It is well-known that those most susceptible to COVID-19 are seniors and those with underlying health conditions. With this in mind, Governor Jay Inslee issued rules to help protect those living in nursing homes and senior living facilities. The city of Auburn also closed the Senior Center. These both were done at the start of March.
The Auburn Senior Center offers the community a variety of resources and activities. Since its March closure, those who frequented the center and utilized its services have been lacking that connection.
One way the Senior Center has worked to continue serving the community is by maintaining lunch service. Partnering with Hyde Shuttle, delivered lunches are available to people age 60 and over, living within the city of Auburn.
Providing lunches is important, but the Senior Center staff knew more needed to be done.
“One of the Senior Center’s main focus has always been to provide socialization to older adults,” explained Radine Lozier, Senior Center Manager. “Social isolation is proven to be detrimental to the health of seniors. With Covid-19, everything we work so hard to prevent is now more difficult than ever.”
Drive-by parades for birthdays and graduations have become a popular way to celebrate during the COVID-19 pandemic. Seeing teachers parade also for their students, the Senior Center decided to throw a parade for their seniors. “We are trying to be very creative and find new ways to engage our seniors. We thought, ‘we miss our seniors, and they miss us, so let’s do it!’,” said Lozier.
To help plan the route for the May 5th parade, participants were asked if they wanted the parade through their neighborhood. Several senior housing and mobile home parks were also included. Vans, trucks, and cars were covered with balloons, streamers, and messages of love and encouragement for the parade. Joining the parade was an Auburn Police cruiser and Mayor Nancy Backus.
“I love the opportunity to get out and share a smile with our community,” said Backus. “At times like these, our seniors can feel so isolated, and I’m very proud of the Senior Center team that put this parade together. Auburn takes care of our own, and this is just another great example of that truth!”
Smiling faces awaited the parade as they wove through the city. Some held up signs, many shouted “thank you,” “I miss you,” and “I love you.” The bonds of the seniors and the staff were clear with each stop they passed.
“We are missing our seniors, just as much as they are missing us. [Tuesday] filled my heart with so much love and joy. Knowing that our seniors are safe, healthy, and wanting to connect is so encouraging,” shared Senior Center recreation specialist, Megan Mummert. “It reinforces that we are doing the right thing by remaining closed, to keep them safe.
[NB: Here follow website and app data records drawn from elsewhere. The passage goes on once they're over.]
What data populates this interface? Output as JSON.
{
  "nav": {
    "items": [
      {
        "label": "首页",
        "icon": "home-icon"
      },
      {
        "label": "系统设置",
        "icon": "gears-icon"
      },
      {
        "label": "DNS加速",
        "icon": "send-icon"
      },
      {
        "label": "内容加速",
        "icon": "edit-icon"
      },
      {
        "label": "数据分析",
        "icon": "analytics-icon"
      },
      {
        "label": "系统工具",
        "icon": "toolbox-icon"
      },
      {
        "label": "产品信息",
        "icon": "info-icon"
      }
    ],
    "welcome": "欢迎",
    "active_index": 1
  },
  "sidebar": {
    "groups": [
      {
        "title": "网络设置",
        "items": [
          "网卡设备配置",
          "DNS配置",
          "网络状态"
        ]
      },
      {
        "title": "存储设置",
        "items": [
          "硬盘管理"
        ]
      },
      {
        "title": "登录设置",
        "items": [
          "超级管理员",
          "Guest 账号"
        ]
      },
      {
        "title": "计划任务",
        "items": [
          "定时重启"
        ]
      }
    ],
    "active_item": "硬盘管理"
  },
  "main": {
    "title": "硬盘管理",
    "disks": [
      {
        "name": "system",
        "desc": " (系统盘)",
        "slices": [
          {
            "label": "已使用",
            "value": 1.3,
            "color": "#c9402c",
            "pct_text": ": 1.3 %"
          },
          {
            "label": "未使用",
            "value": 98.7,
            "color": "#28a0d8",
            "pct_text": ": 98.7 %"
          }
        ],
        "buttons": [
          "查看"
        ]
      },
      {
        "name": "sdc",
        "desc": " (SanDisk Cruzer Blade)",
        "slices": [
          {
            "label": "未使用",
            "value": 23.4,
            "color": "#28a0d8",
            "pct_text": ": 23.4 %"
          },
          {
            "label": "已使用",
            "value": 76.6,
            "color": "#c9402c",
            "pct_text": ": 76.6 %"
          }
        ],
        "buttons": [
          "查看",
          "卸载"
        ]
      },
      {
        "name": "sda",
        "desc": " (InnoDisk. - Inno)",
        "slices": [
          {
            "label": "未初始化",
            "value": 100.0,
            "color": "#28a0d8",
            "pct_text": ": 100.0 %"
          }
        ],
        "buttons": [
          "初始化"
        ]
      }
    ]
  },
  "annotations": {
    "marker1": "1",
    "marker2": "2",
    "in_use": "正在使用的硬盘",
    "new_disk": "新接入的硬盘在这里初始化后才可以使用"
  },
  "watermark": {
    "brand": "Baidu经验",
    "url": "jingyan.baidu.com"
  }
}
This whole experience has forced us to think outside of the box, reach out to seniors who need us more than ever, and view programming for them in a new light.”
Reflecting on the parade, Lozier shared a more profound lesson she saw, “the most remarkable turnout was at The Reserve Senior Apartments. It was incredible. People were yelling and waving from their balconies. They had signs and cheered from the street as well. Some were in tears. The most rewarding part is up until April 10, very few of The Reserve residents even knew the Senior Center existed. Our “outreach” dollars provided by the King County Senior Levy are proving to be beneficial in many ways.”
“Out of a horrible situation, we have been given the opportunity to reach out to the most isolated in our community,” continued Lozier. “[To] let them know that the Senior Center is here, and we can’t wait until we reopen so they can all see what they have been missing.”